    And by the way, this is not the first time that Haaretz is negligent in protecting his sources, a similar thing happend to Dalia Glatt-Berkowitz who also gave them sensitive documents which they failed to protect: http://www.the7eye.org.il/12774
    (Sorry it’s in Hebrew, Google seems to be down so I can’t find if there’s an article in English about that).

    You may or may not approve of Kamm’s decision to sue, but let’s say that if I had sensitive documents to leak, I would stay away from Haaretz and its reporters. Another blow to Israeli democracy.

    • Therese April 6, 2013, 3:58 PM

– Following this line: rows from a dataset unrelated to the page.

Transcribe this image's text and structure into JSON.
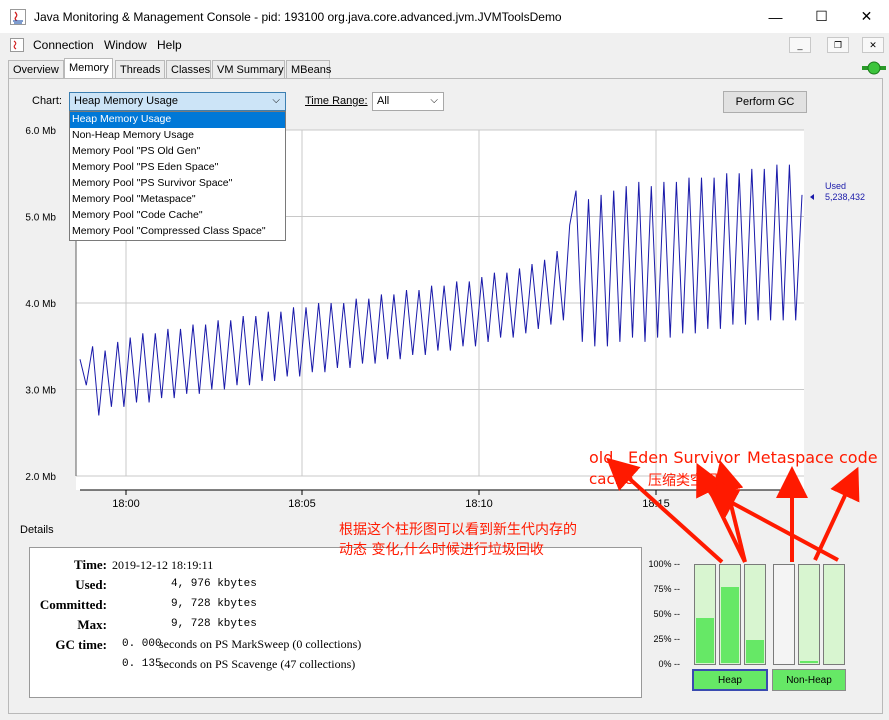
{
  "window": {
    "title": "Java Monitoring & Management Console - pid: 193100 org.java.core.advanced.jvm.JVMToolsDemo",
    "minimize": "—",
    "maximize": "☐",
    "close": "✕"
  },
  "menubar": {
    "items": [
      "Connection",
      "Window",
      "Help"
    ]
  },
  "tabs": [
    "Overview",
    "Memory",
    "Threads",
    "Classes",
    "VM Summary",
    "MBeans"
  ],
  "active_tab": "Memory",
  "toolbar": {
    "chart_label": "Chart:",
    "chart_value": "Heap Memory Usage",
    "time_range_label": "Time Range:",
    "time_range_value": "All",
    "perform_gc": "Perform GC"
  },
  "chart_dropdown": {
    "options": [
      "Heap Memory Usage",
      "Non-Heap Memory Usage",
      "Memory Pool \"PS Old Gen\"",
      "Memory Pool \"PS Eden Space\"",
      "Memory Pool \"PS Survivor Space\"",
      "Memory Pool \"Metaspace\"",
      "Memory Pool \"Code Cache\"",
      "Memory Pool \"Compressed Class Space\""
    ],
    "selected": 0
  },
  "chart_data": {
    "type": "line",
    "y_ticks": [
      "6.0 Mb",
      "5.0 Mb",
      "4.0 Mb",
      "3.0 Mb",
      "2.0 Mb"
    ],
    "ylim": [
      2.0,
      6.0
    ],
    "x_ticks": [
      "18:00",
      "18:05",
      "18:10",
      "18:15"
    ],
    "series": [
      {
        "name": "Used",
        "current_value": "5,238,432",
        "color": "#1a1aaa",
        "values": [
          3.35,
          3.05,
          3.5,
          2.7,
          3.45,
          2.8,
          3.55,
          2.8,
          3.6,
          2.85,
          3.65,
          2.85,
          3.65,
          2.9,
          3.7,
          2.9,
          3.7,
          2.95,
          3.75,
          2.95,
          3.75,
          3.0,
          3.8,
          3.0,
          3.8,
          3.05,
          3.85,
          3.05,
          3.85,
          3.1,
          3.9,
          3.1,
          3.9,
          3.15,
          3.95,
          3.15,
          3.95,
          3.2,
          4.0,
          3.2,
          4.0,
          3.25,
          4.0,
          3.25,
          4.05,
          3.3,
          4.05,
          3.3,
          4.1,
          3.35,
          4.1,
          3.35,
          4.15,
          3.4,
          4.15,
          3.4,
          4.2,
          3.45,
          4.2,
          3.45,
          4.25,
          3.5,
          4.25,
          3.5,
          4.3,
          3.55,
          4.35,
          3.6,
          4.35,
          3.6,
          4.4,
          3.65,
          4.45,
          3.7,
          4.5,
          3.75,
          4.6,
          3.8,
          4.9,
          5.3,
          3.55,
          5.2,
          3.5,
          5.25,
          3.5,
          5.3,
          3.55,
          5.35,
          3.6,
          5.4,
          3.55,
          5.35,
          3.6,
          5.4,
          3.6,
          5.4,
          3.65,
          5.45,
          3.65,
          5.45,
          3.7,
          5.45,
          3.7,
          5.5,
          3.75,
          5.5,
          3.75,
          5.55,
          3.8,
          5.55,
          3.8,
          5.6,
          3.8,
          5.6,
          3.8,
          5.25
        ]
      }
    ]
  },
  "details": {
    "heading": "Details",
    "time_label": "Time:",
    "time_value": "2019-12-12 18:19:11",
    "used_label": "Used:",
    "used_value": "4, 976 kbytes",
    "committed_label": "Committed:",
    "committed_value": "9, 728 kbytes",
    "max_label": "Max:",
    "max_value": "9, 728 kbytes",
    "gc_label": "GC time:",
    "gc1_value": "0. 000",
    "gc1_text": "seconds on PS MarkSweep (0 collections)",
    "gc2_value": "0. 135",
    "gc2_text": "seconds on PS Scavenge (47 collections)"
  },
  "bar_chart": {
    "pct_labels": [
      "100% --",
      "75% --",
      "50% --",
      "25% --",
      "0% --"
    ],
    "heap_bars": [
      0.46,
      0.78,
      0.24
    ],
    "nonheap_bars": [
      0.0,
      0.02,
      0.0
    ],
    "heap_label": "Heap",
    "nonheap_label": "Non-Heap"
  },
  "annotations": {
    "old": "old",
    "cache": "cache",
    "eden_survivor": "Eden Survivor",
    "compressed": "压缩类空间",
    "metaspace": "Metaspace",
    "code": "code",
    "note1": "根据这个柱形图可以看到新生代内存的",
    "note2": "动态 变化,什么时候进行垃圾回收"
  }
}
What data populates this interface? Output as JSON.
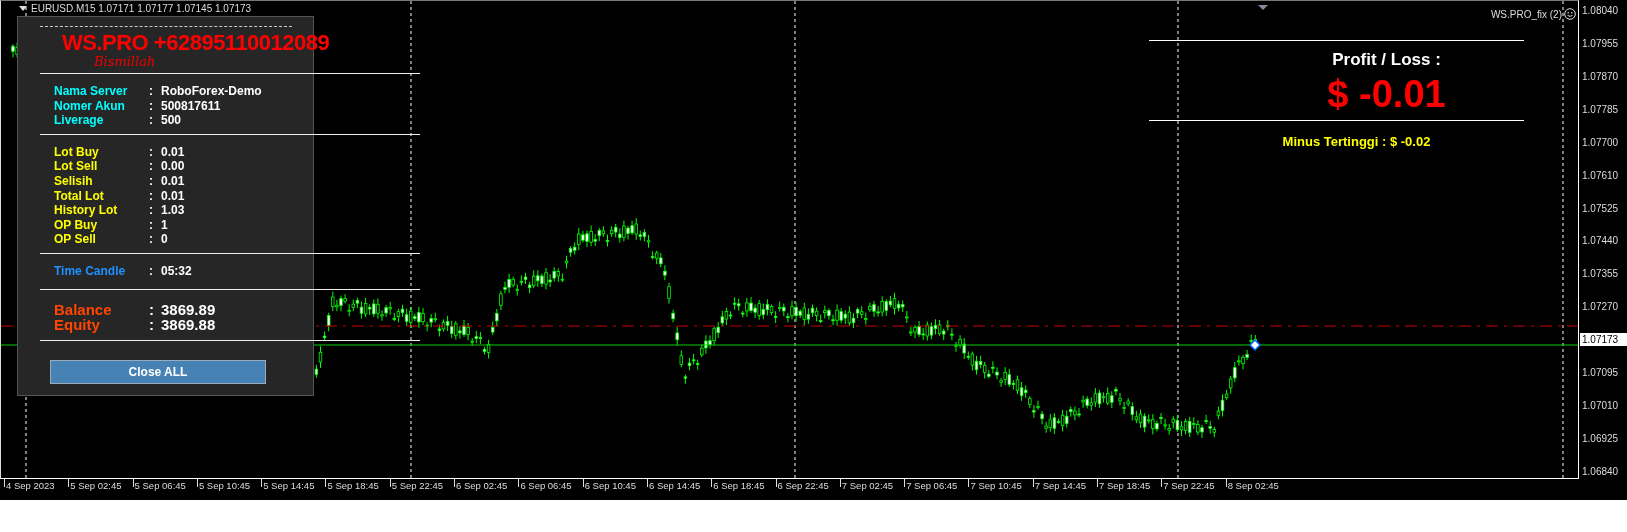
{
  "chart_label": "EURUSD.M15 1.07171 1.07177 1.07145 1.07173",
  "indicator_label": "WS.PRO_fix (2)",
  "panel": {
    "title": "WS.PRO +62895110012089",
    "subtitle": "Bismillah",
    "sections": [
      {
        "kind": "account",
        "rows": [
          {
            "label": "Nama Server",
            "sep": ":",
            "value": "RoboForex-Demo"
          },
          {
            "label": "Nomer Akun",
            "sep": ":",
            "value": "500817611"
          },
          {
            "label": "Liverage",
            "sep": ":",
            "value": "500"
          }
        ]
      },
      {
        "kind": "lots",
        "rows": [
          {
            "label": "Lot Buy",
            "sep": ":",
            "value": "0.01"
          },
          {
            "label": "Lot Sell",
            "sep": ":",
            "value": "0.00"
          },
          {
            "label": "Selisih",
            "sep": ":",
            "value": "0.01"
          },
          {
            "label": "Total Lot",
            "sep": ":",
            "value": "0.01"
          },
          {
            "label": "History Lot",
            "sep": ":",
            "value": "1.03"
          },
          {
            "label": "OP Buy",
            "sep": ":",
            "value": "1"
          },
          {
            "label": "OP Sell",
            "sep": ":",
            "value": "0"
          }
        ]
      },
      {
        "kind": "timer",
        "rows": [
          {
            "label": "Time Candle",
            "sep": ":",
            "value": "05:32"
          }
        ]
      },
      {
        "kind": "balance",
        "rows": [
          {
            "label": "Balance",
            "sep": ":",
            "value": "3869.89"
          },
          {
            "label": "Equity",
            "sep": ":",
            "value": "3869.88"
          }
        ]
      }
    ],
    "button": "Close ALL"
  },
  "profit": {
    "heading": "Profit / Loss :",
    "value": "$ -0.01",
    "minus": "Minus Tertinggi  : $ -0.02"
  },
  "price_axis": [
    {
      "label": "1.08040",
      "current": false
    },
    {
      "label": "1.07955",
      "current": false
    },
    {
      "label": "1.07870",
      "current": false
    },
    {
      "label": "1.07785",
      "current": false
    },
    {
      "label": "1.07700",
      "current": false
    },
    {
      "label": "1.07610",
      "current": false
    },
    {
      "label": "1.07525",
      "current": false
    },
    {
      "label": "1.07440",
      "current": false
    },
    {
      "label": "1.07355",
      "current": false
    },
    {
      "label": "1.07270",
      "current": false
    },
    {
      "label": "1.07173",
      "current": true
    },
    {
      "label": "1.07095",
      "current": false
    },
    {
      "label": "1.07010",
      "current": false
    },
    {
      "label": "1.06925",
      "current": false
    },
    {
      "label": "1.06840",
      "current": false
    }
  ],
  "time_axis": [
    "4 Sep 2023",
    "5 Sep 02:45",
    "5 Sep 06:45",
    "5 Sep 10:45",
    "5 Sep 14:45",
    "5 Sep 18:45",
    "5 Sep 22:45",
    "6 Sep 02:45",
    "6 Sep 06:45",
    "6 Sep 10:45",
    "6 Sep 14:45",
    "6 Sep 18:45",
    "6 Sep 22:45",
    "7 Sep 02:45",
    "7 Sep 06:45",
    "7 Sep 10:45",
    "7 Sep 14:45",
    "7 Sep 18:45",
    "7 Sep 22:45",
    "8 Sep 02:45"
  ]
}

      Anyn, I agree with you. A journalist does NOT give up their source. That was the traditional rule, and a good rule it was. It should have been followed in this case. T.

    • Richard Silverstein April 7, 2013, 1:54 AM

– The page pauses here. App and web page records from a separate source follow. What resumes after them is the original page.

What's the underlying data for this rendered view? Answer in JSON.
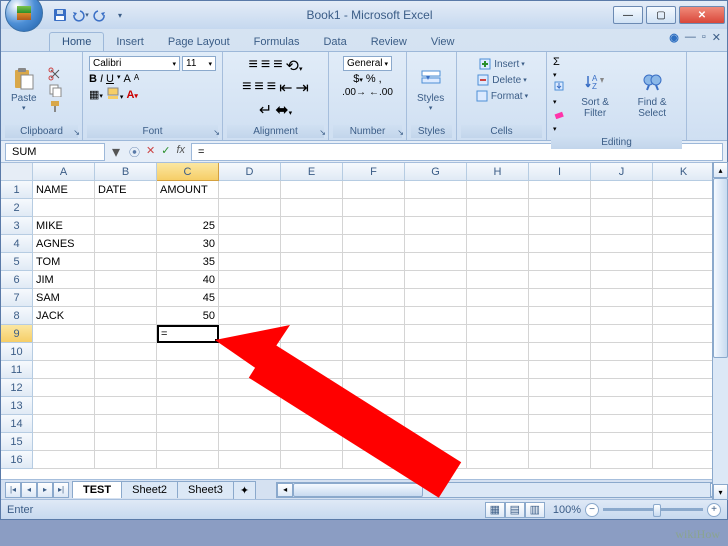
{
  "title": "Book1 - Microsoft Excel",
  "qat": {
    "save": "💾",
    "undo": "↶",
    "redo": "↷",
    "custom": "▾"
  },
  "tabs": [
    "Home",
    "Insert",
    "Page Layout",
    "Formulas",
    "Data",
    "Review",
    "View"
  ],
  "active_tab": 0,
  "ribbon": {
    "clipboard": {
      "label": "Clipboard",
      "paste": "Paste",
      "cut": "",
      "copy": "",
      "fmt": ""
    },
    "font": {
      "label": "Font",
      "face": "Calibri",
      "size": "11"
    },
    "alignment": {
      "label": "Alignment"
    },
    "number": {
      "label": "Number",
      "format": "General"
    },
    "styles": {
      "label": "Styles",
      "btn": "Styles"
    },
    "cells": {
      "label": "Cells",
      "insert": "Insert",
      "delete": "Delete",
      "format": "Format"
    },
    "editing": {
      "label": "Editing",
      "sort": "Sort & Filter",
      "find": "Find & Select"
    }
  },
  "namebox": "SUM",
  "formula": "=",
  "columns": [
    "A",
    "B",
    "C",
    "D",
    "E",
    "F",
    "G",
    "H",
    "I",
    "J",
    "K"
  ],
  "rows": 16,
  "active_cell": {
    "row": 9,
    "col": "C",
    "value": "="
  },
  "sheet_data": {
    "headers": {
      "A1": "NAME",
      "B1": "DATE",
      "C1": "AMOUNT"
    },
    "records": [
      {
        "row": 3,
        "name": "MIKE",
        "amount": 25
      },
      {
        "row": 4,
        "name": "AGNES",
        "amount": 30
      },
      {
        "row": 5,
        "name": "TOM",
        "amount": 35
      },
      {
        "row": 6,
        "name": "JIM",
        "amount": 40
      },
      {
        "row": 7,
        "name": "SAM",
        "amount": 45
      },
      {
        "row": 8,
        "name": "JACK",
        "amount": 50
      }
    ]
  },
  "sheets": [
    "TEST",
    "Sheet2",
    "Sheet3"
  ],
  "active_sheet": 0,
  "status": {
    "mode": "Enter",
    "zoom": "100%"
  },
  "watermark": "wikiHow"
}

      As I wrote in my post, I totally agree that Haaretz’s publishing the documents in full without pixellating key identifying information in any of them was a major error. For the life of me, I don’t know why the editors did this.

      But I know Blau’s work and it’s first rate. He’s one of the best investigative journalists in Israel. I refuse to believe he would simply betray his source. You also have to remember that he’s the first Israeli journalist ever to receive a jail sentence for doing his job. He’s paid a big price as well for this.

      • Anyn. April 7, 2013, 3:30 AM

        I agree that Blau is a good journalist, but I think his behaviour with the Shin Beth is a bit strange. From the start he was trying to compromise and make deals with them.

        Remember he got a jail sentence (commuted to public service) in a plea bargain which he himself signed with the prosecution. It’s not as if he was willing to fight for freedom of the press at court. In fact, his willingness to compromise creates a precedent that will be used to judge future cases.

        My impression is that Blau is just not very brave, and he consistently seeks to ensure his own security over the interest of others. No wonder Kamm is suing him personally.

        • Richard Silverstein April 8, 2013, 12:24 PM

          @Anony.: I have always said that the circumstances in which Israeli security related detainees are dealt with are so unique, so stressful that I’d rather not try to sit in judgment over individuals’ motives.

          Though it’s qualitatively different, it’s a bit like asking why Holocaust camp inmates didn’t resist or rise up in rebellion & throw off the Nazi yoke. Who are we to sit in judgment when we haven’t been in their shoes?

          Besides, I’d rather focus on the greater injustice of the State’s oppression & violation of civil rights than blame an individual for how he or she responded to such an evil system.

Leave a Comment